→ Work request
Reproduce the data exactly as given, except for any images.

+++

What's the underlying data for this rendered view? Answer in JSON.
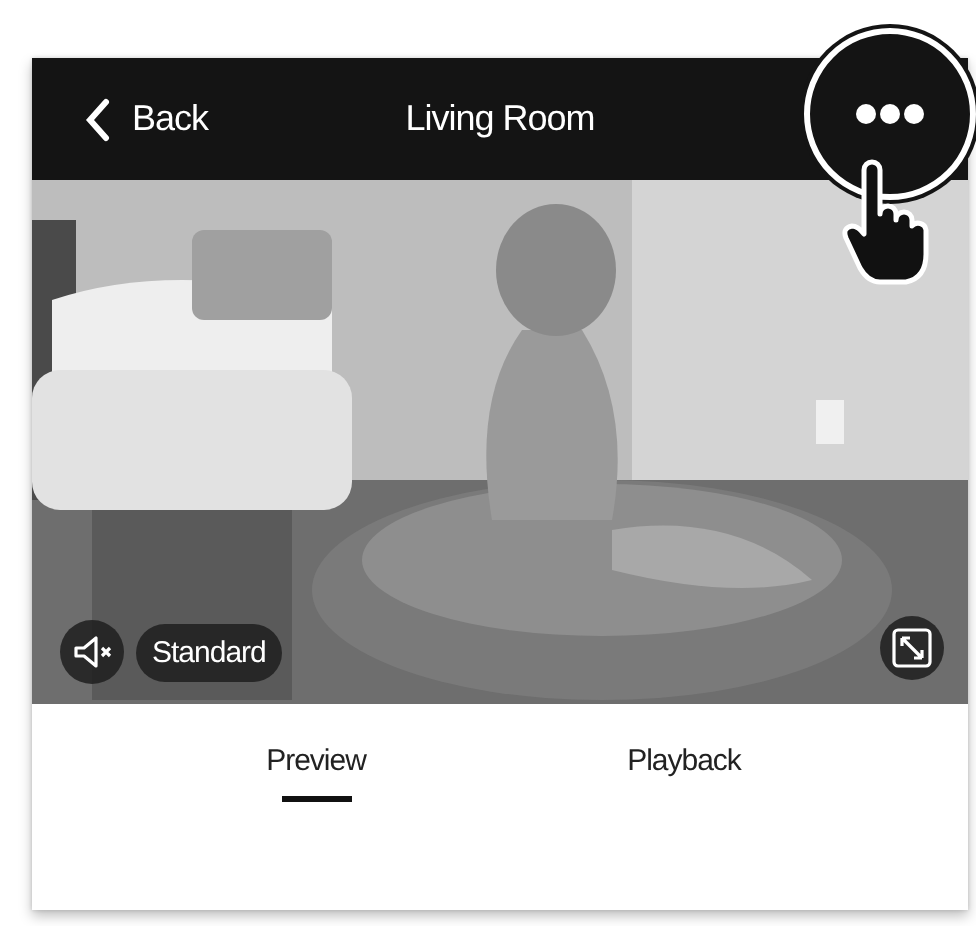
{
  "header": {
    "back_label": "Back",
    "title": "Living Room"
  },
  "video": {
    "muted": true,
    "quality": "Standard"
  },
  "tabs": [
    {
      "label": "Preview",
      "selected": true
    },
    {
      "label": "Playback",
      "selected": false
    }
  ]
}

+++

→ Final answer
What's the underlying data for this rendered view? Answer in JSON.
{
  "header": {
    "back_label": "Back",
    "title": "Living Room"
  },
  "video": {
    "muted": true,
    "quality": "Standard"
  },
  "tabs": [
    {
      "label": "Preview",
      "selected": true
    },
    {
      "label": "Playback",
      "selected": false
    }
  ]
}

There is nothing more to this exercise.